    EMIEW3 is Hitachi’s friendly customer services robot, able to spot people in need of help, using its cloud-connected brain and surveillance cameras, and autonomously approach them to offer assistance. It was trialled last year at one of Tokyo’s biggest airports – Haneda Airport – where it assisted those travelling through the airport and communicated with customers in both English and Japanese. It is also being tested in shopping malls and it has now arrived in the UK for the first time, which is very exciting.

    What is Hitachi hoping to learn from these trials?

    These trials are helping to give us a first-hand sense of people’s attitudes to robots, their initial reactions, and to see if they find them genuinely helpful. It’s also leading to some really interesting learnings about the interactions between humans and robots. The design of EMIEW3, for example, is very conscious of this – rather than replicating a human in both look and size, which some people find off-putting, we have opted to create a robot which is small, approachable, friendly and accessible.

    Aside from EMIEW3, what other work is Hitachi carrying out around robots and AI?

    At Hitachi, we are conducting research and development on both simpler ‘question and response’ AI, as well as multi-purpose AI, which is at an earlier stage of development and currently involves learning how to make judgments. EMIEW3 is just one concept; we are currently working with partners to see how EMIEW3 can contribute to improving people’s everyday lives. In the future, with machine learning, these robots might supplement human work, by providing cleaning at home or keeping elderly people company. With the predicted population growth, combined with the fact that people are living for longer, society desperately needs new technologies such as robot carers to help alleviate the pressure on our public services.

    Do you think there are cultural barriers to the uptake of robots?

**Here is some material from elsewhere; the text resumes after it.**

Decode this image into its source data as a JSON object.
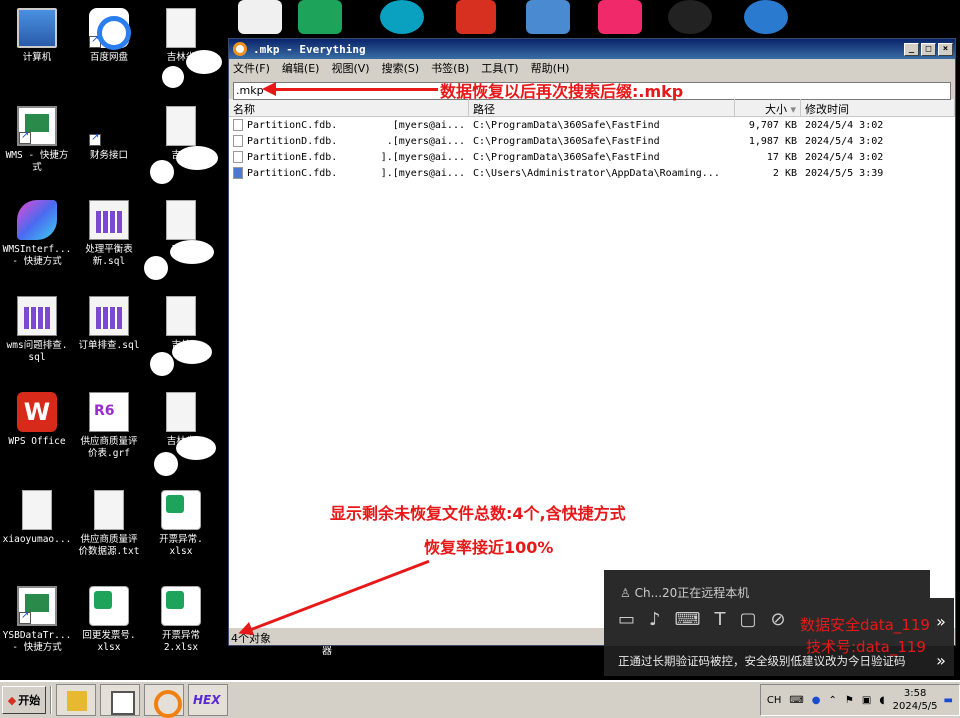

    EMIEW3 speaks a number of languages, so while that isn’t an issue, there are differences in the cultural acceptance of new technologies such as robots, and their gradual integration into society. For example, people in Japan are much more open to innovative technologies and therefore the introduction of robots in certain capacities, particularly in care to help manage its ageing population, is generally embraced more positively. In Europe and the UK, the reception of robots appears to be more cautious. This raises broader questions about the future of society, including where we want to go with new technologies and how we see robots fitting in.

    Where do you see AI and machine learning having the biggest impact in the imminent future?

    AI and machine learning impact us today mainly in the consumer space, such as advertising on Google and Facebook. This may seem insignificant, but think how it has influenced recent political events. Looking to the future, AI and machine learning techniques will become part of our everyday infrastructure by improving our services, whether that is being able to predict maintenance on our railways, provide travel schedules that vary depending on the number of passengers that need transport, the way supply chains operate in manufacturing, and the way energy is distributed and used.

    Rachel Jones